=== Begin Enclosure ===
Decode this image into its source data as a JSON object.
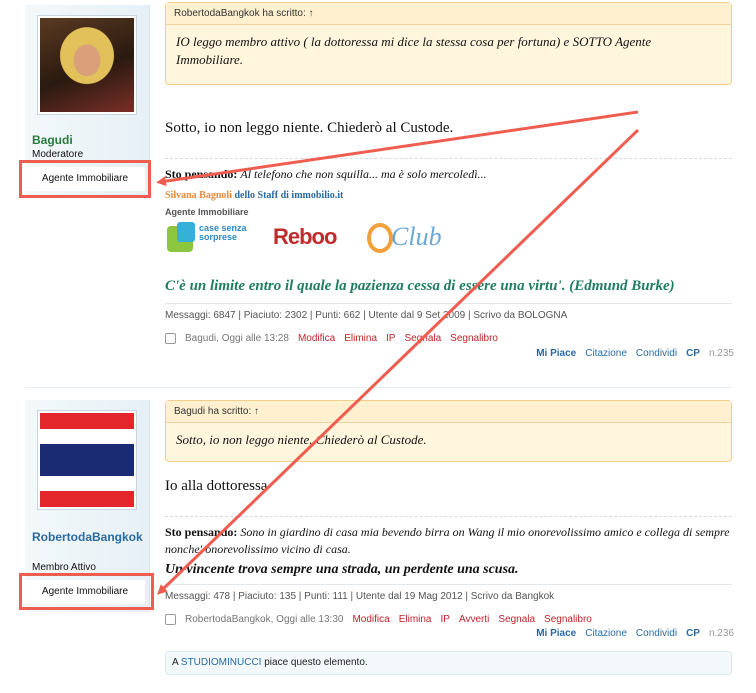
{
  "colors": {
    "annotation_red": "#ee5d50",
    "link_blue": "#2a6aa0",
    "action_red": "#c2232a",
    "quote_bg": "#fff6dd"
  },
  "post1": {
    "user": {
      "name": "Bagudi",
      "title": "Moderatore",
      "role": "Agente Immobiliare",
      "avatar": "user-photo"
    },
    "quote": {
      "header": "RobertodaBangkok ha scritto: ↑",
      "text": "IO leggo membro attivo ( la dottoressa mi dice la stessa cosa per fortuna) e SOTTO Agente Immobiliare."
    },
    "message": "Sotto, io non leggo niente. Chiederò al Custode.",
    "thinking_label": "Sto pensando:",
    "thinking_text": "Al telefono che non squilla... ma è solo mercoledì...",
    "staff_name": "Silvana Bagnoli",
    "staff_rest": "dello Staff di immobilio.it",
    "agent_label": "Agente Immobiliare",
    "logos": {
      "case": "case senza sorprese",
      "reboo": "Reboo",
      "club": "Club"
    },
    "motto": "C'è un limite entro il quale la pazienza cessa di essere una virtu'. (Edmund Burke)",
    "stats": "Messaggi: 6847 | Piaciuto: 2302 | Punti: 662 | Utente dal 9 Set 2009 | Scrivo da BOLOGNA",
    "meta": "Bagudi, Oggi alle 13:28",
    "actions": [
      "Modifica",
      "Elimina",
      "IP",
      "Segnala",
      "Segnalibro"
    ],
    "links": [
      "Mi Piace",
      "Citazione",
      "Condividi",
      "CP"
    ],
    "number": "n.235"
  },
  "post2": {
    "user": {
      "name": "RobertodaBangkok",
      "title": "Membro Attivo",
      "role": "Agente Immobiliare",
      "avatar": "thai-flag"
    },
    "quote": {
      "header": "Bagudi ha scritto: ↑",
      "text": "Sotto, io non leggo niente. Chiederò al Custode."
    },
    "message": "Io alla dottoressa",
    "thinking_label": "Sto pensando:",
    "thinking_text": "Sono in giardino di casa mia bevendo birra on Wang il mio onorevolissimo amico e collega di sempre nonche' onorevolissimo vicino di casa.",
    "motto": "Un vincente trova sempre una strada, un perdente una scusa.",
    "stats": "Messaggi: 478 | Piaciuto: 135 | Punti: 111 | Utente dal 19 Mag 2012 | Scrivo da Bangkok",
    "meta": "RobertodaBangkok, Oggi alle 13:30",
    "actions": [
      "Modifica",
      "Elimina",
      "IP",
      "Avverti",
      "Segnala",
      "Segnalibro"
    ],
    "links": [
      "Mi Piace",
      "Citazione",
      "Condividi",
      "CP"
    ],
    "number": "n.236",
    "likes_prefix": "A",
    "likes_user": "STUDIOMINUCCI",
    "likes_suffix": "piace questo elemento."
  }
}
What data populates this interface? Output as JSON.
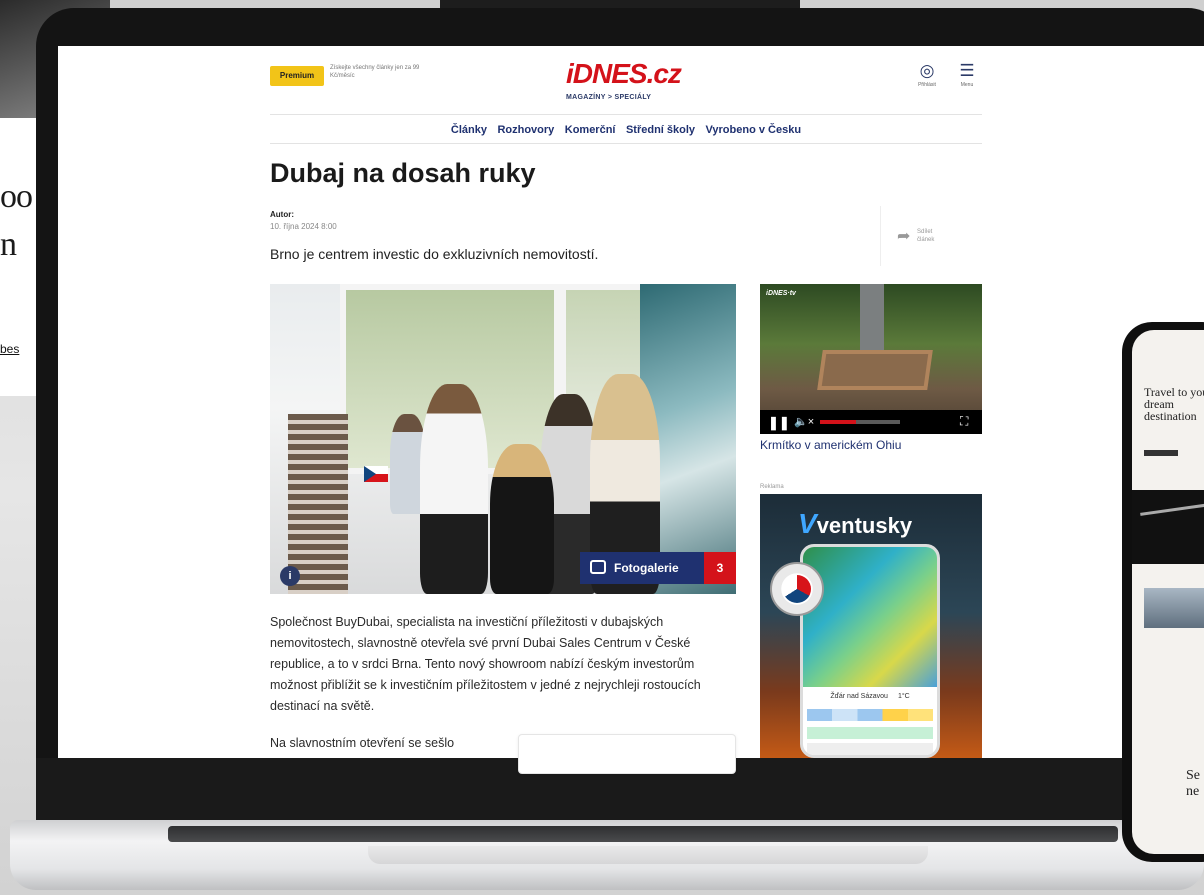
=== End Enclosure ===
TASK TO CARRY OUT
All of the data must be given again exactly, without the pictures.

WORKED SOLUTION
Decode this image into its source data as a JSON object.
{
  "colors": {
    "annotation_red": "#ee5d50",
    "link_blue": "#2a6aa0",
    "action_red": "#c2232a",
    "quote_bg": "#fff6dd"
  },
  "post1": {
    "user": {
      "name": "Bagudi",
      "title": "Moderatore",
      "role": "Agente Immobiliare",
      "avatar": "user-photo"
    },
    "quote": {
      "header": "RobertodaBangkok ha scritto: ↑",
      "text": "IO leggo membro attivo ( la dottoressa mi dice la stessa cosa per fortuna) e SOTTO Agente Immobiliare."
    },
    "message": "Sotto, io non leggo niente. Chiederò al Custode.",
    "thinking_label": "Sto pensando:",
    "thinking_text": "Al telefono che non squilla... ma è solo mercoledì...",
    "staff_name": "Silvana Bagnoli",
    "staff_rest": "dello Staff di immobilio.it",
    "agent_label": "Agente Immobiliare",
    "logos": {
      "case": "case senza sorprese",
      "reboo": "Reboo",
      "club": "Club"
    },
    "motto": "C'è un limite entro il quale la pazienza cessa di essere una virtu'. (Edmund Burke)",
    "stats": "Messaggi: 6847 | Piaciuto: 2302 | Punti: 662 | Utente dal 9 Set 2009 | Scrivo da BOLOGNA",
    "meta": "Bagudi, Oggi alle 13:28",
    "actions": [
      "Modifica",
      "Elimina",
      "IP",
      "Segnala",
      "Segnalibro"
    ],
    "links": [
      "Mi Piace",
      "Citazione",
      "Condividi",
      "CP"
    ],
    "number": "n.235"
  },
  "post2": {
    "user": {
      "name": "RobertodaBangkok",
      "title": "Membro Attivo",
      "role": "Agente Immobiliare",
      "avatar": "thai-flag"
    },
    "quote": {
      "header": "Bagudi ha scritto: ↑",
      "text": "Sotto, io non leggo niente. Chiederò al Custode."
    },
    "message": "Io alla dottoressa",
    "thinking_label": "Sto pensando:",
    "thinking_text": "Sono in giardino di casa mia bevendo birra on Wang il mio onorevolissimo amico e collega di sempre nonche' onorevolissimo vicino di casa.",
    "motto": "Un vincente trova sempre una strada, un perdente una scusa.",
    "stats": "Messaggi: 478 | Piaciuto: 135 | Punti: 111 | Utente dal 19 Mag 2012 | Scrivo da Bangkok",
    "meta": "RobertodaBangkok, Oggi alle 13:30",
    "actions": [
      "Modifica",
      "Elimina",
      "IP",
      "Avverti",
      "Segnala",
      "Segnalibro"
    ],
    "links": [
      "Mi Piace",
      "Citazione",
      "Condividi",
      "CP"
    ],
    "number": "n.236",
    "likes_prefix": "A",
    "likes_user": "STUDIOMINUCCI",
    "likes_suffix": "piace questo elemento."
  }
}
What data populates this interface? Output as JSON.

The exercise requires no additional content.